Predicting a Pandemic: Using AI Models to Understand COVID-19
By Elizabeth Donaldson
Students at Carnegie Mellon University and across the world have experienced a uniquely challenging spring semester. Campuses have temporarily closed to prevent the spread of COVID-19 and protect students, faculty, staff, and local communities. At the Integrated Innovation Institute, students and faculty have transitioned to online learning and have worked remotely throughout the semester to tackle large scale problems.
In Professor Catherine Fang's "AI for Product Managers" course, Master of Science in Software Management students have spent the last six weeks working remotely, applying regional healthcare data to AI models. Fang’s students sought to better understand the widespread effects of the coronavirus pandemic and to help forecast its movement in the Bay Area.

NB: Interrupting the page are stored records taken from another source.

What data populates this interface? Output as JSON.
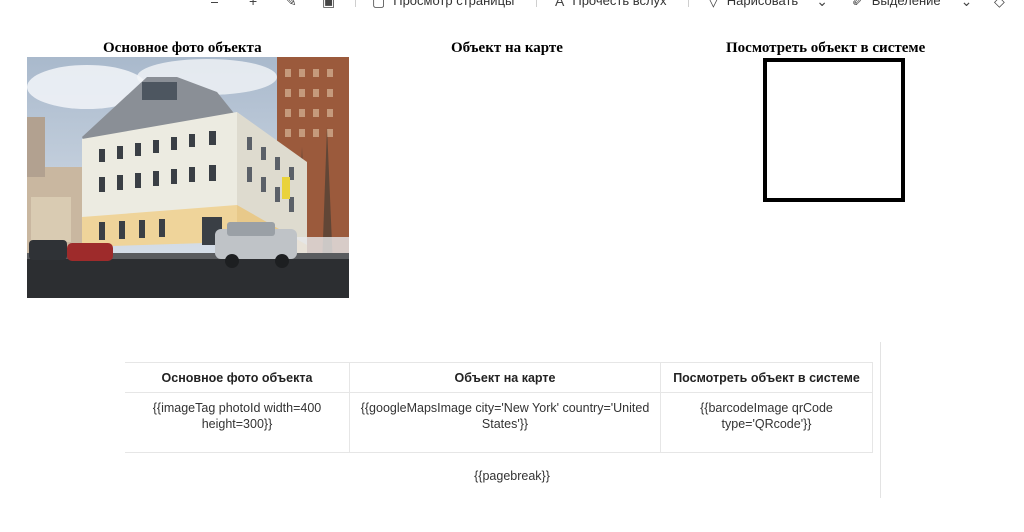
{
  "toolbar": {
    "items": [
      {
        "icon": "underline-icon",
        "label": ""
      },
      {
        "icon": "plus-icon",
        "label": ""
      },
      {
        "icon": "handwriting-icon",
        "label": ""
      },
      {
        "icon": "image-icon",
        "label": ""
      },
      {
        "icon": "page-view-icon",
        "label": "Просмотр страницы"
      },
      {
        "icon": "read-aloud-icon",
        "label": "Прочесть вслух"
      },
      {
        "icon": "draw-icon",
        "label": "Нарисовать"
      },
      {
        "icon": "highlight-icon",
        "label": "Выделение"
      },
      {
        "icon": "eraser-icon",
        "label": ""
      }
    ]
  },
  "preview": {
    "photo_heading": "Основное фото объекта",
    "map_heading": "Объект на карте",
    "system_heading": "Посмотреть объект в системе"
  },
  "template_table": {
    "headers": [
      "Основное фото объекта",
      "Объект на карте",
      "Посмотреть объект в системе"
    ],
    "row": [
      "{{imageTag photoId width=400 height=300}}",
      "{{googleMapsImage city='New York' country='United States'}}",
      "{{barcodeImage qrCode type='QRcode'}}"
    ]
  },
  "pagebreak": "{{pagebreak}}"
}
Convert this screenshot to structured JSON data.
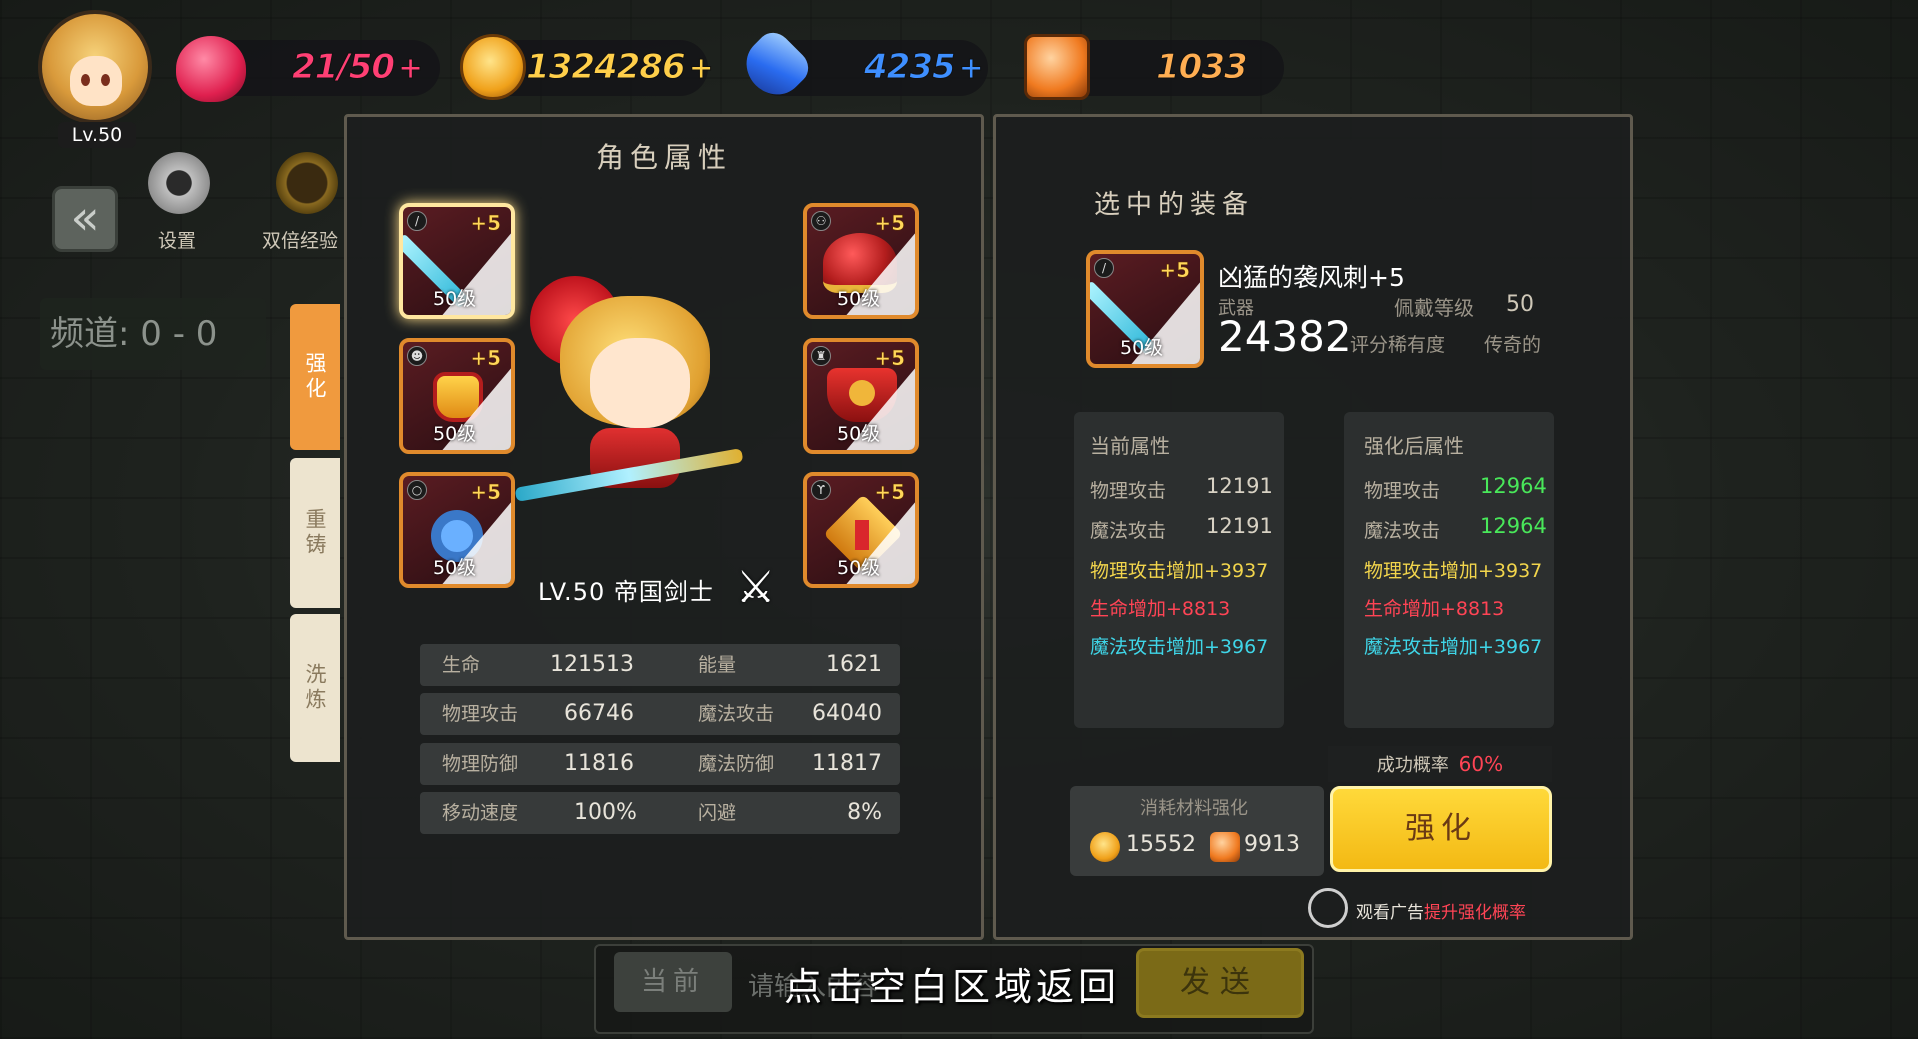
{
  "player": {
    "level": "Lv.50"
  },
  "resources": {
    "stamina": {
      "value": "21/50",
      "plus": "+",
      "icon": "heart-icon",
      "color": "#f0356f"
    },
    "gold": {
      "value": "1324286",
      "plus": "+",
      "icon": "gold-crown-coin-icon",
      "color": "#f7c54a"
    },
    "diamond": {
      "value": "4235",
      "plus": "+",
      "icon": "blue-diamond-icon",
      "color": "#3b8cff"
    },
    "crystal": {
      "value": "1033",
      "icon": "orange-crystal-icon",
      "color": "#f5a05a"
    }
  },
  "side_menu": {
    "settings_label": "设置",
    "double_exp_label": "双倍经验",
    "channel": "频道: 0 - 0"
  },
  "vertical_tabs": [
    "强化",
    "重铸",
    "洗炼"
  ],
  "left_panel": {
    "title": "角色属性",
    "hero_title": "LV.50 帝国剑士",
    "slots": [
      {
        "slot": "weapon",
        "enh": "+5",
        "level": "50级",
        "icon": "sword-icon"
      },
      {
        "slot": "helmet",
        "enh": "+5",
        "level": "50级",
        "icon": "helmet-icon"
      },
      {
        "slot": "accessory",
        "enh": "+5",
        "level": "50级",
        "icon": "crown-ornament-icon"
      },
      {
        "slot": "armor",
        "enh": "+5",
        "level": "50级",
        "icon": "armor-icon"
      },
      {
        "slot": "ring",
        "enh": "+5",
        "level": "50级",
        "icon": "ring-icon"
      },
      {
        "slot": "necklace",
        "enh": "+5",
        "level": "50级",
        "icon": "amulet-icon"
      }
    ],
    "stats": [
      {
        "k1": "生命",
        "v1": "121513",
        "k2": "能量",
        "v2": "1621"
      },
      {
        "k1": "物理攻击",
        "v1": "66746",
        "k2": "魔法攻击",
        "v2": "64040"
      },
      {
        "k1": "物理防御",
        "v1": "11816",
        "k2": "魔法防御",
        "v2": "11817"
      },
      {
        "k1": "移动速度",
        "v1": "100%",
        "k2": "闪避",
        "v2": "8%"
      }
    ]
  },
  "right_panel": {
    "title": "选中的装备",
    "item": {
      "name": "凶猛的袭风刺+5",
      "type": "武器",
      "wear_level_label": "佩戴等级",
      "wear_level": "50",
      "score": "24382",
      "rarity_label": "评分稀有度",
      "rarity": "传奇的",
      "enh": "+5",
      "level": "50级"
    },
    "current": {
      "header": "当前属性",
      "phys_atk_label": "物理攻击",
      "phys_atk": "12191",
      "mag_atk_label": "魔法攻击",
      "mag_atk": "12191",
      "bonus1": "物理攻击增加+3937",
      "bonus2": "生命增加+8813",
      "bonus3": "魔法攻击增加+3967"
    },
    "after": {
      "header": "强化后属性",
      "phys_atk_label": "物理攻击",
      "phys_atk": "12964",
      "mag_atk_label": "魔法攻击",
      "mag_atk": "12964",
      "bonus1": "物理攻击增加+3937",
      "bonus2": "生命增加+8813",
      "bonus3": "魔法攻击增加+3967"
    },
    "success_label": "成功概率",
    "success_rate": "60%",
    "cost_header": "消耗材料强化",
    "cost_gold": "15552",
    "cost_crystal": "9913",
    "enhance_button": "强化",
    "ad_text_1": "观看广告",
    "ad_text_2": "提升强化概率"
  },
  "bottom": {
    "chat_tab": "当前",
    "chat_placeholder": "请输入内容",
    "send_button": "发送",
    "return_hint": "点击空白区域返回"
  },
  "colors": {
    "green": "#49e85a",
    "yellow": "#f2d54c",
    "red": "#ff4455",
    "cyan": "#3fd6e8",
    "gold_button": "#f5c51b"
  }
}
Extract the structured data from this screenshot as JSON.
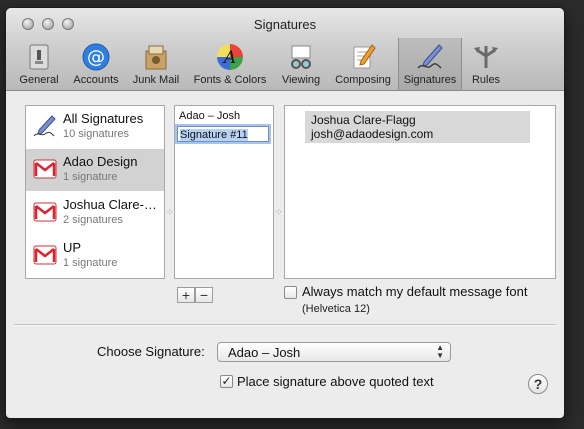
{
  "window": {
    "title": "Signatures"
  },
  "toolbar": {
    "items": [
      {
        "label": "General",
        "icon": "general-icon"
      },
      {
        "label": "Accounts",
        "icon": "accounts-icon"
      },
      {
        "label": "Junk Mail",
        "icon": "junk-mail-icon"
      },
      {
        "label": "Fonts & Colors",
        "icon": "fonts-colors-icon"
      },
      {
        "label": "Viewing",
        "icon": "viewing-icon"
      },
      {
        "label": "Composing",
        "icon": "composing-icon"
      },
      {
        "label": "Signatures",
        "icon": "signatures-icon"
      },
      {
        "label": "Rules",
        "icon": "rules-icon"
      }
    ],
    "selected": "Signatures"
  },
  "accounts": [
    {
      "name": "All Signatures",
      "count": "10 signatures",
      "icon": "signature-pen-icon"
    },
    {
      "name": "Adao Design",
      "count": "1 signature",
      "icon": "gmail-icon"
    },
    {
      "name": "Joshua Clare-…",
      "count": "2 signatures",
      "icon": "gmail-icon"
    },
    {
      "name": "UP",
      "count": "1 signature",
      "icon": "gmail-icon"
    }
  ],
  "signatures": [
    {
      "name": "Adao – Josh"
    },
    {
      "name": "Signature #11"
    }
  ],
  "editor": {
    "line1": "Joshua Clare-Flagg",
    "line2": "josh@adaodesign.com"
  },
  "buttons": {
    "add": "+",
    "remove": "−"
  },
  "font_match": {
    "label": "Always match my default message font",
    "font": "(Helvetica 12)",
    "checked": false
  },
  "choose": {
    "label": "Choose Signature:",
    "value": "Adao – Josh"
  },
  "place_above": {
    "label": "Place signature above quoted text",
    "checked": true
  },
  "help": "?"
}
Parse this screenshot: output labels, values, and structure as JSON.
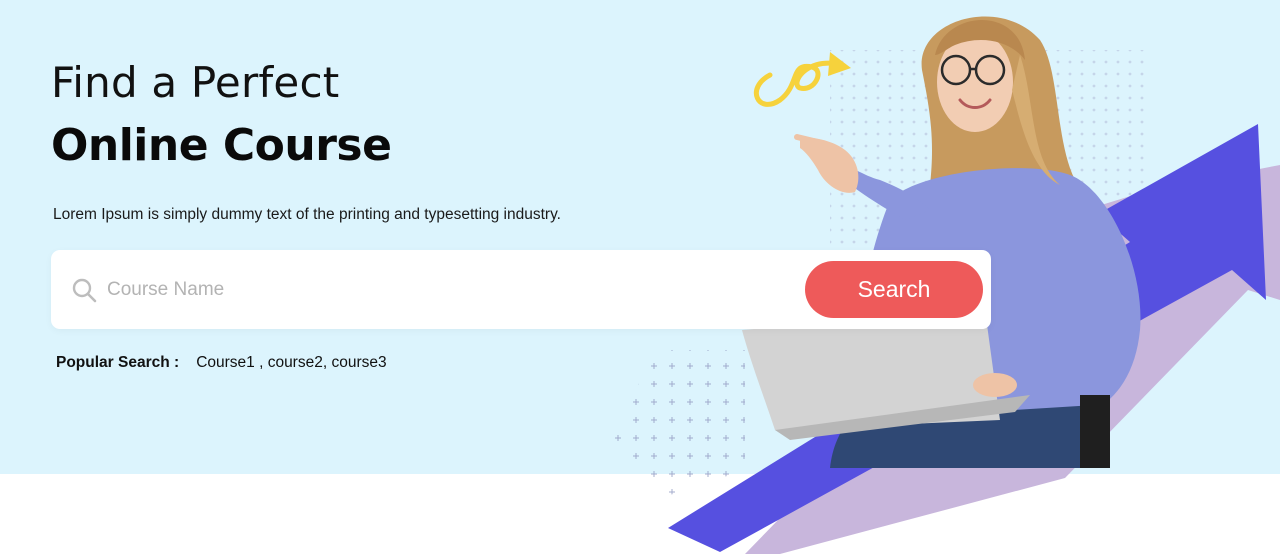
{
  "hero": {
    "title_line1": "Find a Perfect",
    "title_line2": "Online Course",
    "subtitle": "Lorem Ipsum is simply dummy text of the printing and typesetting industry."
  },
  "search": {
    "placeholder": "Course Name",
    "value": "",
    "button_label": "Search",
    "icon": "search-icon"
  },
  "popular": {
    "label": "Popular Search :",
    "items": "Course1 , course2, course3"
  },
  "colors": {
    "hero_background": "#dcf4fd",
    "search_button": "#ee5a5a",
    "arrow": "#5650e0",
    "arrow_shadow": "#c8b6dc",
    "squiggle": "#f6d23c",
    "sweater": "#8b96dd"
  }
}
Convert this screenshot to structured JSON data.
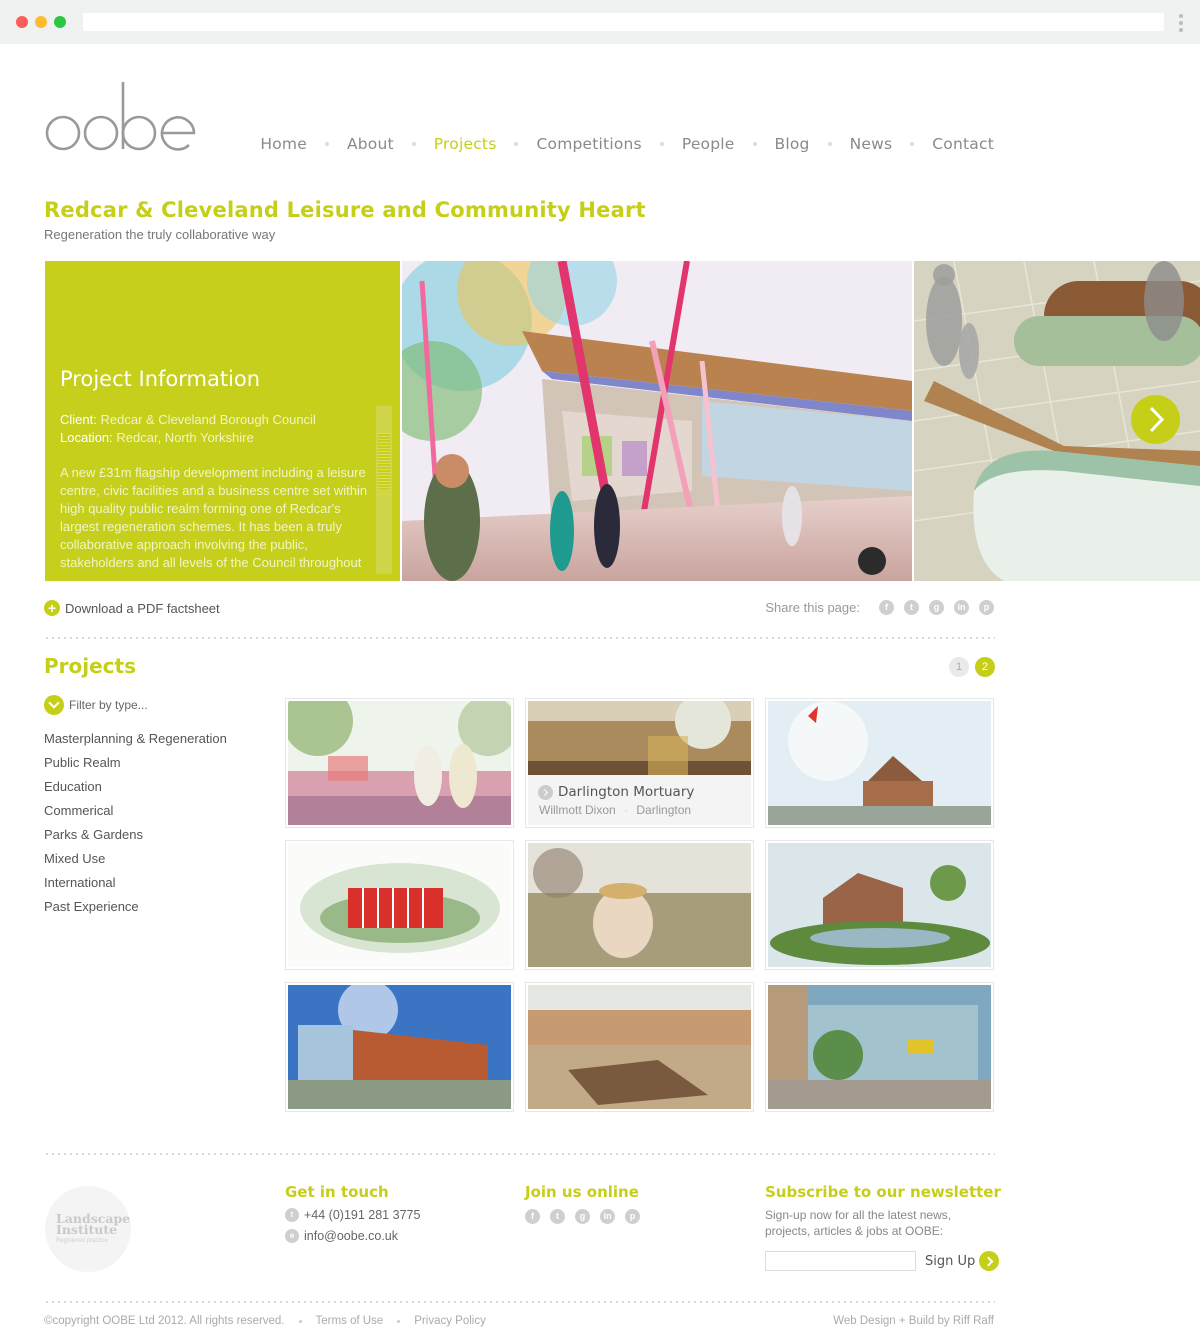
{
  "logo": {
    "text": "oobe"
  },
  "nav": {
    "items": [
      {
        "label": "Home"
      },
      {
        "label": "About"
      },
      {
        "label": "Projects",
        "active": true
      },
      {
        "label": "Competitions"
      },
      {
        "label": "People"
      },
      {
        "label": "Blog"
      },
      {
        "label": "News"
      },
      {
        "label": "Contact"
      }
    ]
  },
  "page": {
    "title": "Redcar & Cleveland Leisure and Community Heart",
    "subtitle": "Regeneration the truly collaborative way"
  },
  "project_info": {
    "heading": "Project Information",
    "client_label": "Client:",
    "client_value": "Redcar & Cleveland Borough Council",
    "location_label": "Location:",
    "location_value": "Redcar, North Yorkshire",
    "description": "A new £31m flagship development including a leisure centre, civic facilities and a business centre set within high quality public realm forming one of Redcar's largest regeneration schemes. It has been a truly collaborative approach involving the public, stakeholders and all levels of the Council throughout"
  },
  "download": {
    "label": "Download a PDF factsheet"
  },
  "share": {
    "label": "Share this page:",
    "icons": [
      "facebook-icon",
      "twitter-icon",
      "google-plus-icon",
      "linkedin-icon",
      "pinterest-icon"
    ]
  },
  "projects": {
    "heading": "Projects",
    "pages": [
      "1",
      "2"
    ],
    "current_page": "2",
    "filter_label": "Filter by type...",
    "categories": [
      "Masterplanning & Regeneration",
      "Public Realm",
      "Education",
      "Commerical",
      "Parks & Gardens",
      "Mixed Use",
      "International",
      "Past Experience"
    ],
    "featured_caption": {
      "title": "Darlington Mortuary",
      "client": "Willmott Dixon",
      "location": "Darlington"
    }
  },
  "footer": {
    "accreditation": {
      "line1": "Landscape",
      "line2": "Institute",
      "line3": "Registered practice"
    },
    "contact": {
      "heading": "Get in touch",
      "phone": "+44 (0)191 281 3775",
      "email": "info@oobe.co.uk"
    },
    "social": {
      "heading": "Join us online"
    },
    "newsletter": {
      "heading": "Subscribe to our newsletter",
      "text": "Sign-up now for all the latest news, projects, articles & jobs at OOBE:",
      "button": "Sign Up"
    },
    "copyright": "©copyright OOBE Ltd 2012. All rights reserved.",
    "terms": "Terms of Use",
    "privacy": "Privacy Policy",
    "credit": "Web Design + Build by Riff Raff"
  },
  "colors": {
    "accent": "#c6cf17",
    "text": "#555555",
    "muted": "#aaaaaa"
  }
}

"The model training with COVID-19 data is truly focusing on solving real-world, pressing issues and that would be the primary focus for product managers," says Fang.
Demonstrations of AI prediction modeling
Students worked in small teams to approach data from the perspective of a product manager. The teams focused on applying ARIMA, Holy Linear Algo, and SEIR models to COVID-19 datasets from San Francisco County, Santa Clara County and the Bay Area. Using these models, teams were able to quantitatively demonstrate the effectiveness of social distancing and shelter-in-place in local communities and forecast how such implementations will continue to reduce the virus's spread.
"I wasn’t the most technical person in the class," says Ida Wang (MSTV '20), sharing that project was a challenge for her small team. Wang explained that Professor Fang supported her team throughout the course and that she completed her project learning a lot about AI in the context of product management.
In addition to applying public health data to AI algorithms, the teams also built user interfaces to illustrate projections. Visitors to the site can adjust filters to review forecasts and explore simulations.
"We hope this platform will help users know more about the pandemic in our neighborhood," concludes Meiwein Li (MSSM '20) and Moustafa Aly (MSSM '20).